According to recently released statistics, almost half of the parents in the UK would like to see corporal punishment back in schools, even though it has been banned for 14 years. A poll covering more than 2,000 parents showed that 49% were happy to see their children smacked and caned for bad behaviour in class. Surprisingly, one in five children were happy to have corporal punishment in their schools.
Michael Gove has already been receiving stick for his shake-up of the education system, with his new EBaccs, set to be introduced in 2015. Now he is making it his mission to tighten up discipline in schools in a bid to show children “who’s boss.”
Although 93% of parents agree that there needs to be more discipline in the classroom, is corporal punishment the answer?
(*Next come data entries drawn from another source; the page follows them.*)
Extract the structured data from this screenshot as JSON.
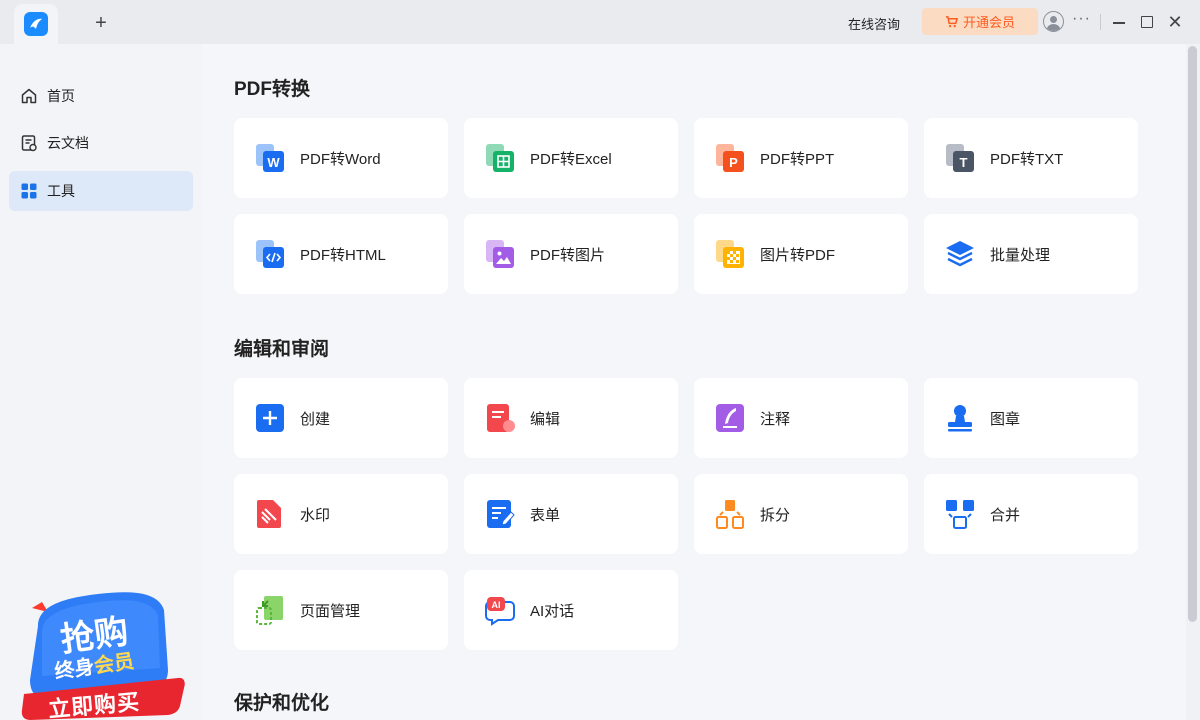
{
  "titlebar": {
    "new_tab": "+",
    "consult": "在线咨询",
    "vip": "开通会员",
    "more": "···",
    "close": "✕"
  },
  "sidebar": {
    "items": [
      {
        "label": "首页",
        "icon": "home-icon"
      },
      {
        "label": "云文档",
        "icon": "cloud-doc-icon"
      },
      {
        "label": "工具",
        "icon": "tools-grid-icon",
        "active": true
      }
    ]
  },
  "promo": {
    "line1": "抢购",
    "line2a": "终身",
    "line2b": "会员",
    "cta": "立即购买"
  },
  "sections": [
    {
      "title": "PDF转换",
      "tools": [
        {
          "label": "PDF转Word",
          "icon": "pdf-to-word-icon"
        },
        {
          "label": "PDF转Excel",
          "icon": "pdf-to-excel-icon"
        },
        {
          "label": "PDF转PPT",
          "icon": "pdf-to-ppt-icon"
        },
        {
          "label": "PDF转TXT",
          "icon": "pdf-to-txt-icon"
        },
        {
          "label": "PDF转HTML",
          "icon": "pdf-to-html-icon"
        },
        {
          "label": "PDF转图片",
          "icon": "pdf-to-image-icon"
        },
        {
          "label": "图片转PDF",
          "icon": "image-to-pdf-icon"
        },
        {
          "label": "批量处理",
          "icon": "batch-icon"
        }
      ]
    },
    {
      "title": "编辑和审阅",
      "tools": [
        {
          "label": "创建",
          "icon": "create-icon"
        },
        {
          "label": "编辑",
          "icon": "edit-icon"
        },
        {
          "label": "注释",
          "icon": "annotate-icon"
        },
        {
          "label": "图章",
          "icon": "stamp-icon"
        },
        {
          "label": "水印",
          "icon": "watermark-icon"
        },
        {
          "label": "表单",
          "icon": "form-icon"
        },
        {
          "label": "拆分",
          "icon": "split-icon"
        },
        {
          "label": "合并",
          "icon": "merge-icon"
        },
        {
          "label": "页面管理",
          "icon": "page-manage-icon"
        },
        {
          "label": "AI对话",
          "icon": "ai-chat-icon"
        }
      ]
    },
    {
      "title": "保护和优化",
      "tools": []
    }
  ],
  "colors": {
    "accent": "#1a73e8",
    "vip_text": "#ff5a1f",
    "vip_bg": "#fbdcc3"
  }
}
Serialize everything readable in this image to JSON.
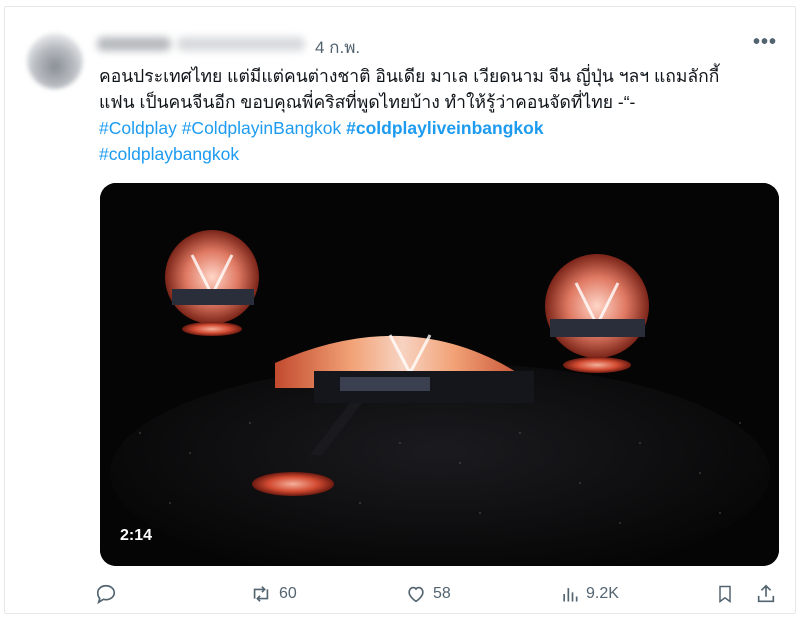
{
  "post": {
    "time": "4 ก.พ.",
    "more_label": "•••",
    "text_lines": [
      "คอนประเทศไทย แต่มีแต่คนต่างชาติ อินเดีย มาเล เวียดนาม จีน ญี่ปุ่น ฯลฯ แถมลักกี้",
      "แฟน เป็นคนจีนอีก ขอบคุณพี่คริสที่พูดไทยบ้าง ทำให้รู้ว่าคอนจัดที่ไทย -“-"
    ],
    "hashtags": [
      "#Coldplay",
      "#ColdplayinBangkok",
      "#coldplayliveinbangkok",
      "#coldplaybangkok"
    ]
  },
  "media": {
    "duration": "2:14"
  },
  "actions": {
    "reply_icon": "reply-icon",
    "retweet_count": "60",
    "like_count": "58",
    "views_count": "9.2K",
    "bookmark_icon": "bookmark-icon",
    "share_icon": "share-icon"
  },
  "colors": {
    "link": "#1d9bf0",
    "secondary_text": "#536471",
    "media_background": "#050505"
  }
}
Under Gove’s new reforms, teachers will be allowed to use excessive physical restraint on children and be able to immediately confiscate possessions such as knives, drugs, and mobile phones.
The coalition government denies that there are any plans to bring back corporal punishment, but with the sanctioning of physical restraint in schools, it’s important that parents keep a watchful eye on the conduct of teachers and take advice from solicitors in Liverpool,if their child is unfairly handled.
Some parents may be religiously motivated in their support of corporal punishment, as in the Bible it says “spare the rod and spoil the child.” Many Christians interpret this literally.
Why Was Corporal Punishment Banned?
Quite a contentious issue, corporal punishment was banned in 1984 because it was thought to be degrading our students. There was only one vote in it, when parliament brought the European human rights legislation to the table. Famously, Margaret Thatcher had been delayed, and therefore lost her vote.
Leaders of teaching unions are against this change, saying that no civilised society should be resorting to violence to establish order in the classroom. However, new teachers are being intimidated and bullied by the most vociferous children in their classes. This can get so extreme that new teachers decide to leave the profession – one in four newly-qualified teachers leave their job in the first few years.
In a study conducted by YouGov, 85% of parents believe that teachers are less respected than a few generations ago, and 83% said they thought they had been more severely punished in school. Yet the NASUWT union said that there was absolutely no evidence to suggest that corporal punishment works and that it has been romanticised over the years. Instead, behaviour has actually improved in students since corporal punishment was abolished.
Using violence creates a system of fear, rather than respect (which it can easily be mistaken for). Instead of respecting authority, children become not just frightened but resentful. It is thought that the European Convention on Human Rights would react badly to the reintroduction of corporal punishment, as using systematic violence against a child is against their rights as a human being and only promotes violent behaviour as they grow up.
This article was written on behalf of Hughes Carlisle Solicitors